This problem of “undernutrition” has come under increasing scrutiny in recent years. Although the crisis of hunger has grown in recent years, with more than 815 million people unable to get enough food, an inverse dietary crisis of undernutrition is also unfolding.
A recent report by the United Nations calls for a “radical transformation of the food system,” noting that too much of the world’s agricultural land is dedicated to the production of meat and crops that lack quality nutrients and that often serve processed food giants. The report found that 2 billion people don’t get enough nutrients, while another 2 billion suffer from diseases including diabetes related to consuming too much food.
In some parts of the world, people living in poverty often find themselves in food deserts, meaning there are few opportunities in their communities to access nutritious foods. However, in other countries, Segal said that processed food is often seen as a status symbol and children growing up in wealthy environments often have less nutritious diets than their peers.
Meissa Ndiaye, 11, from Dakar, Senegal and photographed on Aug. 30, 2017.
Segal mentioned that Cambridge University conducted a study of global diets in 2016 and found that 9 out of 10 countries with the most nutritious average diets were in Africa, while in the US, only 1% of calories in an average diet came from vegetables.
“It’s surprising at first glance that some of the poorest countries would have among the healthiest diets, but they’re eating a lot of vegetables, fruits, nuts, grains, and legumes, and have very few processed empty calories,” Segal said.
But he still believes various food traditions are still thriving, and the current dominance of processed foods in developed nations can be overcome as more people become aware of the benefits of whole food diets.

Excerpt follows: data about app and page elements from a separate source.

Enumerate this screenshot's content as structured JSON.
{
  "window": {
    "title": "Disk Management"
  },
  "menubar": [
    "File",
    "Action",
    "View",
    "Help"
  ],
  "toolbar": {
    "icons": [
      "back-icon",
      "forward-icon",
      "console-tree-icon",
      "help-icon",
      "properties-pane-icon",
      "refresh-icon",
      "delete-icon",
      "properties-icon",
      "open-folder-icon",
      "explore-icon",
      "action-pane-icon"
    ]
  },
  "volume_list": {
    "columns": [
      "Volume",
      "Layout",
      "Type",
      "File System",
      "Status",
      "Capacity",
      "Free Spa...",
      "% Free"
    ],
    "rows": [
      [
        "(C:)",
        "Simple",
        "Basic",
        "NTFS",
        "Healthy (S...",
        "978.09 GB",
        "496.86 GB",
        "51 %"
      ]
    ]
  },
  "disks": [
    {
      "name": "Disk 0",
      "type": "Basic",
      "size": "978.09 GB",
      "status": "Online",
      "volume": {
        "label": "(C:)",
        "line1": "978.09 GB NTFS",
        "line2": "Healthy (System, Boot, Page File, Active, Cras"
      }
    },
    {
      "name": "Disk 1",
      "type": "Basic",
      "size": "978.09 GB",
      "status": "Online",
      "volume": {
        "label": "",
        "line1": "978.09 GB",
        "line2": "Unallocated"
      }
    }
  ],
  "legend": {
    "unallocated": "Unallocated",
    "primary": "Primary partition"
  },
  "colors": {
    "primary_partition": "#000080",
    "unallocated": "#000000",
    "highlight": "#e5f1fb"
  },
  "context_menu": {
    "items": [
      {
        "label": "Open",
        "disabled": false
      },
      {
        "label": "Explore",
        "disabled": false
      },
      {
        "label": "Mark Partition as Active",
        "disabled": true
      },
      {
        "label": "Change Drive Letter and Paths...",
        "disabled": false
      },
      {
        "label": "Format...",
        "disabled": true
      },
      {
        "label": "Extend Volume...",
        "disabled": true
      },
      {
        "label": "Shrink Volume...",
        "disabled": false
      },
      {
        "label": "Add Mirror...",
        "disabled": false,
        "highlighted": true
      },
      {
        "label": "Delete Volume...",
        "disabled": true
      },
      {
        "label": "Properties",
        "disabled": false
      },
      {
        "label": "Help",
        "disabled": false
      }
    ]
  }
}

Beryl Oh Jynn, 8, from Kuala Lumpur, Malaysia and photographed on March 25, 2017.
“The goal of this project is to further the conversation and stimulate reflection,” Segal said. “It’s photography as a reflection and a mirror, and for kids, I hope they ask themselves, ‘How does my diet stack up against these kids’ diets?’
Segal called this the “Daily Bread Challenge,” and suggested that it could inspire parents to promote better eating habits.
“There’s just not enough green in what kids are eating around the world,” he said. “If you give them the choice between salt, fat, sugar and leafy greens, they’ll choose salt, fat, and sugar.”
“But if you’re not introducing the whipped frappuccino in the first place, the spinach doesn’t sound as bad,” he said.
Daily Bread: What Kids Eat Around the World.